Geography

Tripura is a landlocked state in North East India, where the seven contiguous states – Arunachal Pradesh, Assam, Manipur, Meghalaya, Mizoram, Nagaland and Tripura – are collectively known as the Seven Sister States. Spread over 10,491.69 km2 (4,050.86 sq mi), Tripura is the third-smallest among the 29 states in the country, behind Goa andSikkim. It extends from 22°56’N to 24°32’N, and 91°09’E to 92°20’E. Its maximum extent measures about 184 km (114 mi) from north to south, and 113 km (70 mi) east to west. Tripura is bordered by the country of Bangladesh to the west, north and south; and the Indian states of Assam to the north east; and Mizoram to the east. It is accessible by national highways passing through the Karimganj district of Assam and Mamit district of Mizoram.

Demographics

Population

Tripura ranks second only to Assam as the most populous state in North East India. According to the provisional results of 2011 census of India, Tripura has a population of 3,671,032 with 1,871,867 males and 1,799,165 females. It constitutes 0.3 per cent of India’s population. The sex ratio of the state is 961 females per thousand males, higher than the national ratio 940. The density of population is 350 persons per square kilometre. The literacy rate of Tripura in 2011 was 87.75 per cent, higher than the national average 74.04 per cent, and third best among all the states.
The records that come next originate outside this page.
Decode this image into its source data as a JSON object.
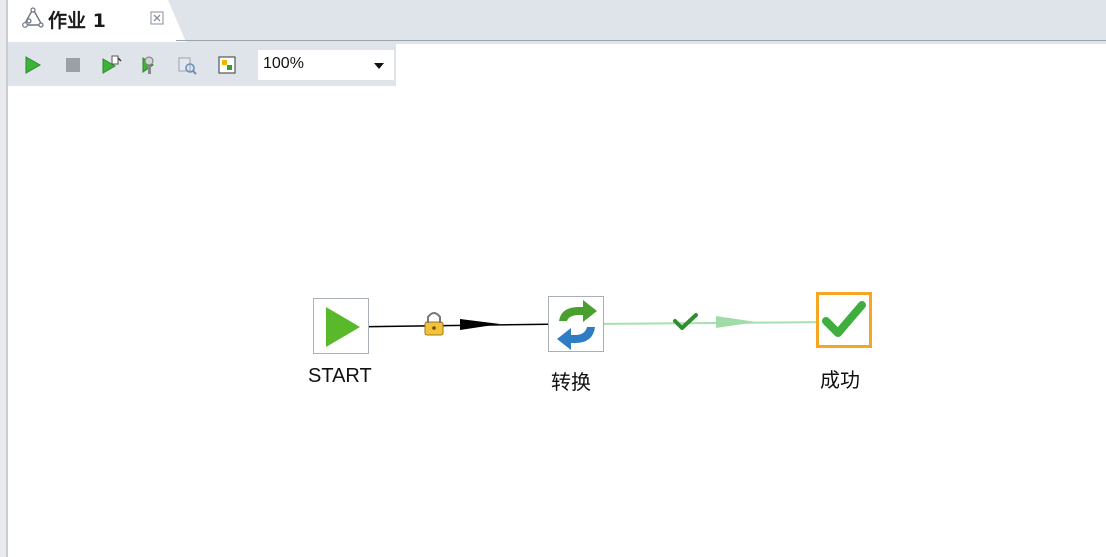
{
  "tab": {
    "title": "作业 1",
    "icon": "job-icon",
    "close_icon": "close-icon"
  },
  "toolbar": {
    "buttons": [
      "run-icon",
      "stop-icon",
      "preview-icon",
      "verify-icon",
      "sql-icon",
      "explorer-icon"
    ],
    "zoom": "100%"
  },
  "canvas": {
    "nodes": [
      {
        "label": "START",
        "icon": "start-play-icon"
      },
      {
        "label": "转换",
        "icon": "transformation-icon"
      },
      {
        "label": "成功",
        "icon": "success-check-icon",
        "selected": true
      }
    ],
    "hops": [
      {
        "from": "START",
        "to": "转换",
        "type": "unconditional",
        "icon": "lock-icon",
        "color": "#000000"
      },
      {
        "from": "转换",
        "to": "成功",
        "type": "on-success",
        "icon": "check-icon",
        "color": "#9fdca8"
      }
    ]
  },
  "colors": {
    "selection": "#f5a623",
    "success_green": "#3fae3f",
    "play_green": "#5ab82b"
  }
}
Languages

In the 2001 census of India, Bengalis represented almost 70 per cent of Tripura’s population while the Tripuri population amounted to 30 per cent. The state’s “scheduled tribes”, historically disadvantaged groups of people recognised by the country’s constitution, consist of 19 ethnic groups and many sub-groups, with diverse languages and cultures. In 2001, the largest such group was the Kokborok-speaking Tripuris, which had a population of 543,848, representing 17.0 per cent of the state’s population and 54.7 per cent of the “scheduled tribe” population. The other major groups, in descending order of population, were the Reang (16.6 per cent of the indigenous population), Jamatia (7.5 per cent), Chakma (6.5 per cent), Halam (4.8 per cent), Mog (3.1 per cent), Munda (1.2 per cent),Kuki (1.2 per cent) and Garo (1.1 per cent). Bengali is the most widely spoken language. Kokborok is a prominent language among the Tripura tribes. Several other languages such as Hindi, Mog, Odia, Bishnupriya Manipuri, Manipuri, Halam, Garo and Chakma belonging to Indo-European and Sino-Tibetan families are spoken in the state. Saimar, a nearly extinct language, is spoken by only four people in one village, as of 2012.
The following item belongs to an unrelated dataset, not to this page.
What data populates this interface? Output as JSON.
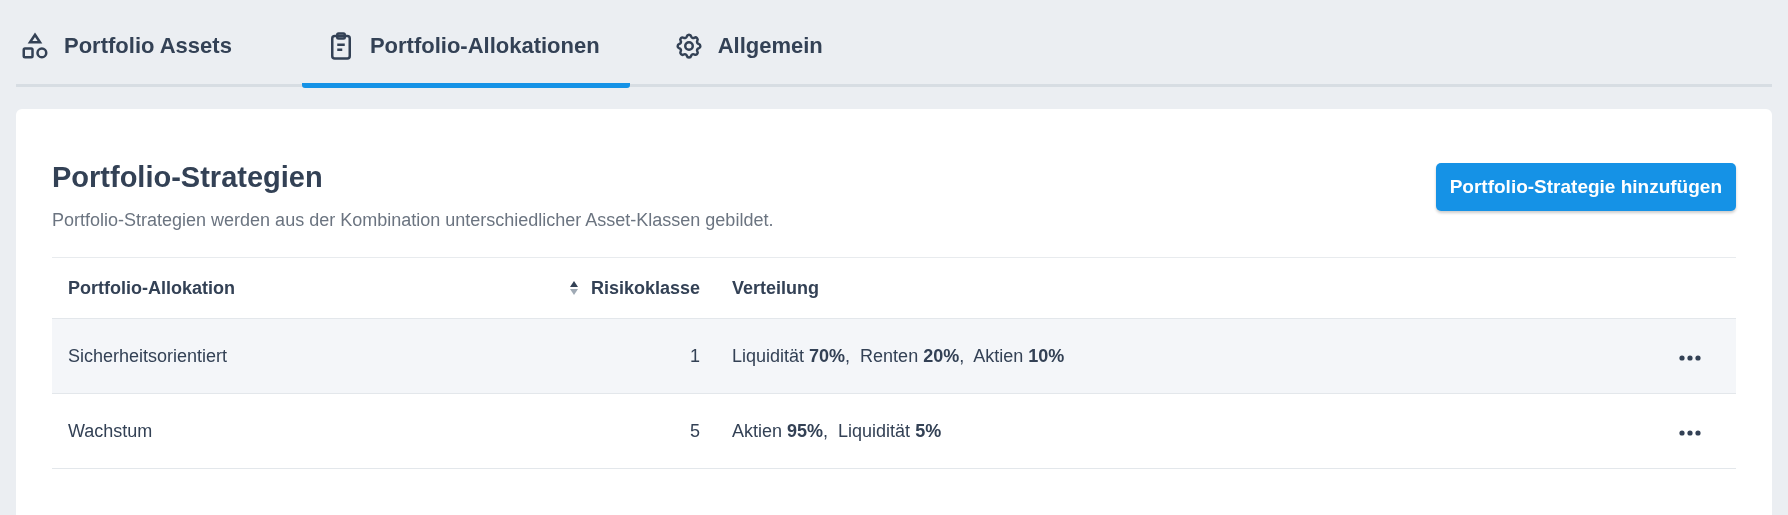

Religion

According to 2011 census, Hinduism is the majority religion in the state, followed by 83.4 per cent of the population. Muslims make up 8.6 per cent of the population, Christians 4.35 per cent, and Buddhists 3.41 per cent. The Muslim percentage in the state gradually declined from 1971 due to heavy influx of Hindu population from and the migration of Muslim population to Bangladesh. Mogs (Barua & Mutsuddy also comes under Mog community) and Chakmas are the followers of Buddhism in Tripura.

Christianity is chiefly followed by members of the Lushai, Kuki, Garo, Tripuri, Halam tribes and as per 2011 census has 159,882 adherents.
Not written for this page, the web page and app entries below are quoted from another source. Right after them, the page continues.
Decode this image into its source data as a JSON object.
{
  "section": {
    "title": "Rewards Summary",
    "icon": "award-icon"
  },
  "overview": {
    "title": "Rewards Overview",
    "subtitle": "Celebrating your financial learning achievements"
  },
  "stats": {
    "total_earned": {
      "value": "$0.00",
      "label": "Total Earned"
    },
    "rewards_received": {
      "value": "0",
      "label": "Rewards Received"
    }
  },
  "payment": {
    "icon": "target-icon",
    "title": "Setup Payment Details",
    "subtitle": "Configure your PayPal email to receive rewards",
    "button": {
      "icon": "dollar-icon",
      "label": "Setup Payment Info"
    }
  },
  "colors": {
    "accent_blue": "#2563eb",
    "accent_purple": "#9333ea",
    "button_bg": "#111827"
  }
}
Skill Test

1. Which Indian State lies to the North East of Tripura?
2. How many Parliamentary constituencies from the state of Tripura?
3. What is the name of the state flower of Tripua?
4. What is the official language of Tripura?
5. Name of the biggest festival of Tripura?
6. Which is the state bird of Tripura?
7. Who was the Governor of Tripura in the year 2006?
8. Name the highest point in Tripura
9. In which year did Triipura became a State?
10. How many Districts are present in the state of Tripura?
11. State the date on which Tripura became a Union Territory?
12. Which country lies to the west of Tripura?
13. What is the total area of Tripura?
14. State the date on which Tripura became a state?
15. Name the state of India which is even smaller than Tripura?
16. Which Indian state is east to Tripura?
17. In which year did Tripura became a Union Territory?
18. What is the capital of Tripura?
19. What is the name of the state tree of Tripura
20. Who was the chief minister of Tripura in the year 2008?